CoachKaye42’s review published on Letterboxd:
The Suicide Squad is the latest R-rated superhero romp set within the DC Extended Universe, written and directed by James Gunn. The government sends the most dangerous supervillains in the world -- Bloodsport, Peacemaker, King Shark, Harley Quinn and others -- to the remote, enemy-infused island of Corto Maltese. Armed with high-tech weapons, they trek through the dangerous jungle on a search-and-destroy mission, with only Col. Rick Flag on the ground to make them behave. The road leading up to this movie is a wild one. The film's inception is the direct result of that infamous 2018 debacle in which Gunn was unceremoniously fired from Disney. Every studio entered a bidding war to fund his next project, and the winner was WB Pictures, who gave him carte blanche to do whatever the hell he wanted. And as it turned out, The Suicide Squad is everything he wanted. To simply call this better than the 2016 film would be underselling it, when there is so much more it has to offer. For starters, the team dynamic is perfect.

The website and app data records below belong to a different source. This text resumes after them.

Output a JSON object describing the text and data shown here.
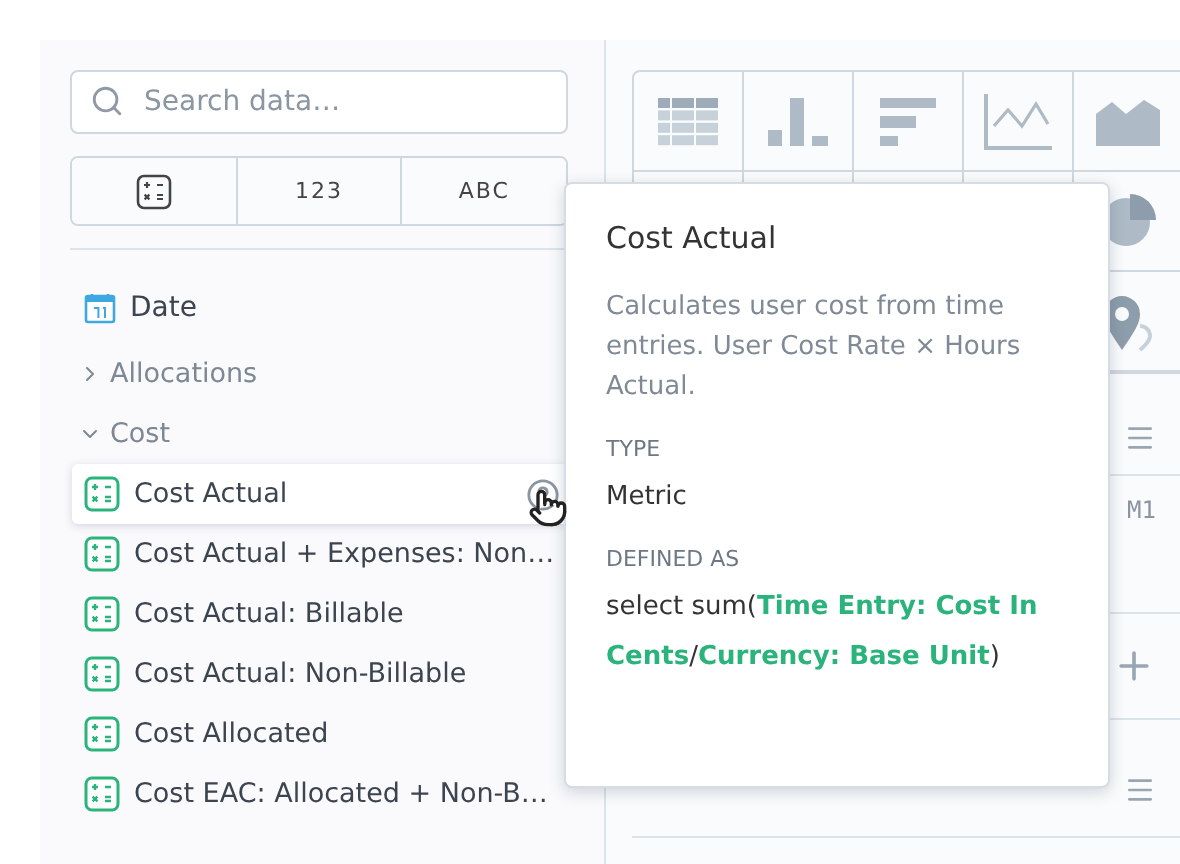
{
  "search": {
    "placeholder": "Search data…"
  },
  "filters": [
    {
      "kind": "icon"
    },
    {
      "kind": "text",
      "label": "123"
    },
    {
      "kind": "text",
      "label": "ABC"
    }
  ],
  "tree": [
    {
      "kind": "date",
      "label": "Date"
    },
    {
      "kind": "folder",
      "label": "Allocations",
      "expanded": false
    },
    {
      "kind": "folder",
      "label": "Cost",
      "expanded": true,
      "children": [
        {
          "label": "Cost Actual",
          "hovered": true
        },
        {
          "label": "Cost Actual + Expenses: Non…",
          "hovered": false
        },
        {
          "label": "Cost Actual: Billable",
          "hovered": false
        },
        {
          "label": "Cost Actual: Non-Billable",
          "hovered": false
        },
        {
          "label": "Cost Allocated",
          "hovered": false
        },
        {
          "label": "Cost EAC: Allocated + Non-B…",
          "hovered": false
        }
      ]
    }
  ],
  "bucket_marker": "M1",
  "tooltip": {
    "title": "Cost Actual",
    "description": "Calculates user cost from time entries. User Cost Rate × Hours Actual.",
    "sections": [
      {
        "heading": "TYPE",
        "value": "Metric"
      },
      {
        "heading": "DEFINED AS",
        "value": "select sum(**Time Entry: Cost In Cents**/**Currency: Base Unit**)"
      }
    ]
  }
}
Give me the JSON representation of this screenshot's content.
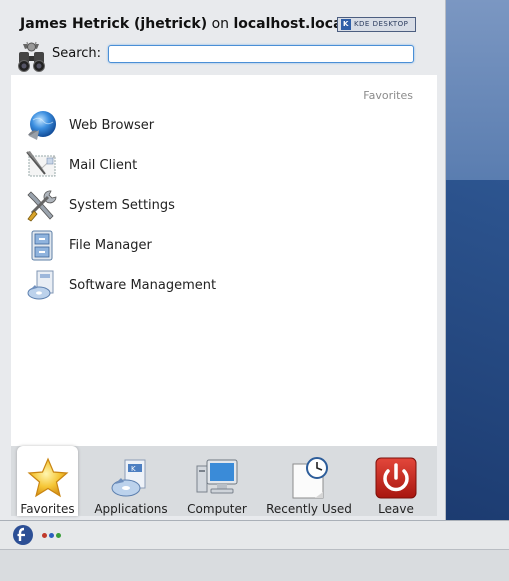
{
  "header": {
    "user_name": "James Hetrick (jhetrick)",
    "on_text": "on",
    "host": "localhost.locald",
    "badge_k": "K",
    "badge_text": "KDE DESKTOP"
  },
  "search": {
    "label": "Search:",
    "value": "",
    "placeholder": ""
  },
  "favorites": {
    "heading": "Favorites",
    "items": [
      {
        "label": "Web Browser",
        "icon": "globe-icon"
      },
      {
        "label": "Mail Client",
        "icon": "mail-icon"
      },
      {
        "label": "System Settings",
        "icon": "tools-icon"
      },
      {
        "label": "File Manager",
        "icon": "file-cabinet-icon"
      },
      {
        "label": "Software Management",
        "icon": "software-package-icon"
      }
    ]
  },
  "tabs": [
    {
      "label": "Favorites",
      "icon": "star-icon",
      "active": true
    },
    {
      "label": "Applications",
      "icon": "applications-icon",
      "active": false
    },
    {
      "label": "Computer",
      "icon": "computer-icon",
      "active": false
    },
    {
      "label": "Recently Used",
      "icon": "clock-document-icon",
      "active": false
    },
    {
      "label": "Leave",
      "icon": "power-icon",
      "active": false
    }
  ],
  "colors": {
    "accent": "#4a8fd6",
    "leave_red": "#c4231b",
    "panel_bg": "#ffffff",
    "chrome_bg": "#e8eaed"
  }
}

Idris Elba always excels at playing "the leader," and his performance as Bloodshot puts a nice little twist on that archetype. Viola Davis, Joel Kinnaman, and Margot Robbie reprise their roles as Amanda Waller, Rick Flagg and Harley Quinn respectively, and this time they're given much better material. But the two characters that stole my heart were Daniela Melchior as Ratcatcher II, and David Dastmalchian as Polka-Dot Man. As a filmmaker, Gunn's approach can be quite divisive, especially when there's nothing holding him back. I'd say your mileage may vary depending on which of the first two Guardians of the Galaxy films you prefer. Those who lean more towards the first may feel as if he's gone too far with the bloody, gory violence, and more jokes miss than hit. However, those who prefer Volume 2 (including myself) may welcome this film's more singular voice, it's ambition to push past the limits of your typical superhero film, while still fully embracing the genre's weirder aspects. The fact that the roster is primarily made up of C and D-list supervillains leaves Gunn with more room to stretch his creative legs. The reason I haven't talked about John Cena's Peacemaker yet is because my thoughts surrounding him breaches spoiler territory, and we'll have plenty of other opportunities for that discussion. For now, I'm simply fascinated by how one builds an entire series around this character. On the whole, The Suicide Squad is just a fun time at the movies. I wouldn't say it's better than Zack Snyder's Justice League, but what both have in common is that they're perfect examples of WarnerMedia allowing the directors' full, un-compromised vision to be realized. The Suicide Squad is now playing in theaters, and available to stream on HBO Max.